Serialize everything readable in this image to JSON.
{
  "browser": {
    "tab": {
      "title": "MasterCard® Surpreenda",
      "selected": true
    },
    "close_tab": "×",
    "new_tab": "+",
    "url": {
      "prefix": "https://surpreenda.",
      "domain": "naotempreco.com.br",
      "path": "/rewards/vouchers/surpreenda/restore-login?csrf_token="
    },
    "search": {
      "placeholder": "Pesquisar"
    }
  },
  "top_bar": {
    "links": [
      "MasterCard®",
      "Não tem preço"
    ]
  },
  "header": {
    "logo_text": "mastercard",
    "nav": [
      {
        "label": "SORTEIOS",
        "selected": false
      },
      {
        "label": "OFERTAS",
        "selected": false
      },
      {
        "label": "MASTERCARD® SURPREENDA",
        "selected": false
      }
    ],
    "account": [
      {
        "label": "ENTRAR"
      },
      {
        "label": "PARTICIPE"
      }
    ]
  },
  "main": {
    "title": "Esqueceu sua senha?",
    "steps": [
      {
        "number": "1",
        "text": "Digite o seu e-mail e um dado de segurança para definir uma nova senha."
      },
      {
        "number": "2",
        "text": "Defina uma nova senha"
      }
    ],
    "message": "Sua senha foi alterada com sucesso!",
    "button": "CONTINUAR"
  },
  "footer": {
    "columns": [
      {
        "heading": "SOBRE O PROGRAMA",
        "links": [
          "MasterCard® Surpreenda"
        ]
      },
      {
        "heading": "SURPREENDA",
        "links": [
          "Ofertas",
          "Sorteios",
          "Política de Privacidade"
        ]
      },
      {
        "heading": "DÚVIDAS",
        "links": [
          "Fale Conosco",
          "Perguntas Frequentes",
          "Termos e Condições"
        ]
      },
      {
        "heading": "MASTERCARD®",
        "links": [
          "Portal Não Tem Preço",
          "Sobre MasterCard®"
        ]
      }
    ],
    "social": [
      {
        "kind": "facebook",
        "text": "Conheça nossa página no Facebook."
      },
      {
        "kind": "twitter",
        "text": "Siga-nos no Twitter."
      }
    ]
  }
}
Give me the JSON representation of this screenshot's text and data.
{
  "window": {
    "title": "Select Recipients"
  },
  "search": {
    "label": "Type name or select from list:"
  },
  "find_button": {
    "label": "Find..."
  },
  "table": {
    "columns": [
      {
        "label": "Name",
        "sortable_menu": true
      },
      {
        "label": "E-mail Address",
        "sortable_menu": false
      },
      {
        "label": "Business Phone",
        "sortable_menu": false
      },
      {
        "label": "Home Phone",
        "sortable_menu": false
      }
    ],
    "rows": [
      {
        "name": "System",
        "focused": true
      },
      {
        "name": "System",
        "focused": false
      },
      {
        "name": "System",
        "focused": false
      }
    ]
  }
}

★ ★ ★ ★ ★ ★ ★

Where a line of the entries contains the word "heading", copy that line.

        "heading": "SOBRE O PROGRAMA",
        "heading": "SURPREENDA",
        "heading": "DÚVIDAS",
        "heading": "MASTERCARD®",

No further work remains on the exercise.